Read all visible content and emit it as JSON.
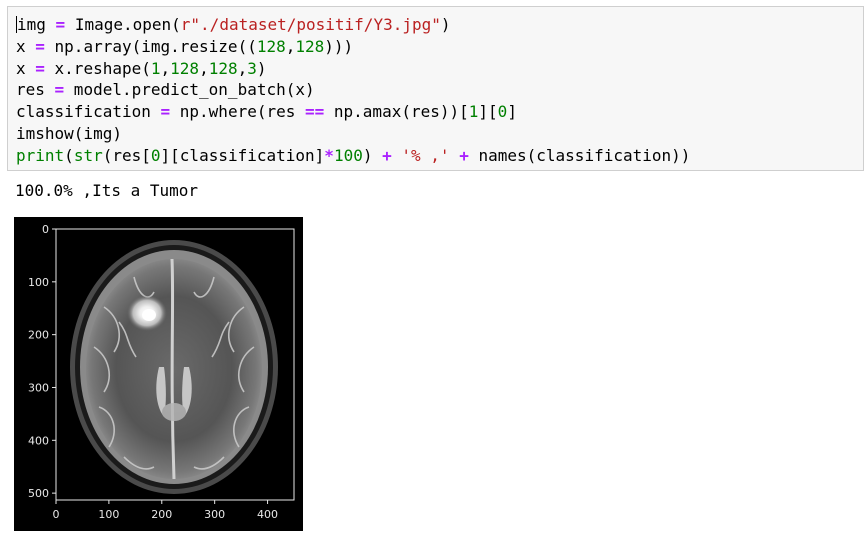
{
  "code_cell": {
    "lines": [
      [
        {
          "t": "img",
          "c": ""
        },
        {
          "t": " ",
          "c": ""
        },
        {
          "t": "=",
          "c": "op"
        },
        {
          "t": " Image.open(",
          "c": ""
        },
        {
          "t": "r\"./dataset/positif/Y3.jpg\"",
          "c": "str"
        },
        {
          "t": ")",
          "c": ""
        }
      ],
      [
        {
          "t": "x ",
          "c": ""
        },
        {
          "t": "=",
          "c": "op"
        },
        {
          "t": " np.array(img.resize((",
          "c": ""
        },
        {
          "t": "128",
          "c": "num"
        },
        {
          "t": ",",
          "c": ""
        },
        {
          "t": "128",
          "c": "num"
        },
        {
          "t": ")))",
          "c": ""
        }
      ],
      [
        {
          "t": "x ",
          "c": ""
        },
        {
          "t": "=",
          "c": "op"
        },
        {
          "t": " x.reshape(",
          "c": ""
        },
        {
          "t": "1",
          "c": "num"
        },
        {
          "t": ",",
          "c": ""
        },
        {
          "t": "128",
          "c": "num"
        },
        {
          "t": ",",
          "c": ""
        },
        {
          "t": "128",
          "c": "num"
        },
        {
          "t": ",",
          "c": ""
        },
        {
          "t": "3",
          "c": "num"
        },
        {
          "t": ")",
          "c": ""
        }
      ],
      [
        {
          "t": "res ",
          "c": ""
        },
        {
          "t": "=",
          "c": "op"
        },
        {
          "t": " model.predict_on_batch(x)",
          "c": ""
        }
      ],
      [
        {
          "t": "classification ",
          "c": ""
        },
        {
          "t": "=",
          "c": "op"
        },
        {
          "t": " np.where(res ",
          "c": ""
        },
        {
          "t": "==",
          "c": "op"
        },
        {
          "t": " np.amax(res))[",
          "c": ""
        },
        {
          "t": "1",
          "c": "num"
        },
        {
          "t": "][",
          "c": ""
        },
        {
          "t": "0",
          "c": "num"
        },
        {
          "t": "]",
          "c": ""
        }
      ],
      [
        {
          "t": "imshow(img)",
          "c": ""
        }
      ],
      [
        {
          "t": "print",
          "c": "kw"
        },
        {
          "t": "(",
          "c": ""
        },
        {
          "t": "str",
          "c": "kw"
        },
        {
          "t": "(res[",
          "c": ""
        },
        {
          "t": "0",
          "c": "num"
        },
        {
          "t": "][classification]",
          "c": ""
        },
        {
          "t": "*",
          "c": "op"
        },
        {
          "t": "100",
          "c": "num"
        },
        {
          "t": ") ",
          "c": ""
        },
        {
          "t": "+",
          "c": "op"
        },
        {
          "t": " ",
          "c": ""
        },
        {
          "t": "'% ,'",
          "c": "str"
        },
        {
          "t": " ",
          "c": ""
        },
        {
          "t": "+",
          "c": "op"
        },
        {
          "t": " names(classification))",
          "c": ""
        }
      ]
    ]
  },
  "output": {
    "text": "100.0% ,Its a Tumor"
  },
  "figure": {
    "x_ticks": [
      "0",
      "100",
      "200",
      "300",
      "400"
    ],
    "y_ticks": [
      "0",
      "100",
      "200",
      "300",
      "400",
      "500"
    ],
    "x_tick_values": [
      0,
      100,
      200,
      300,
      400
    ],
    "y_tick_values": [
      0,
      100,
      200,
      300,
      400,
      500
    ],
    "image_width": 450,
    "image_height": 513,
    "image_description_icon": "brain-mri-scan"
  }
}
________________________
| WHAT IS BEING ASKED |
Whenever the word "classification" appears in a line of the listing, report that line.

| SOLUTION TO THIS PROBLEM |
          "t": "classification ",
          "t": "][classification]",
          "t": " names(classification))",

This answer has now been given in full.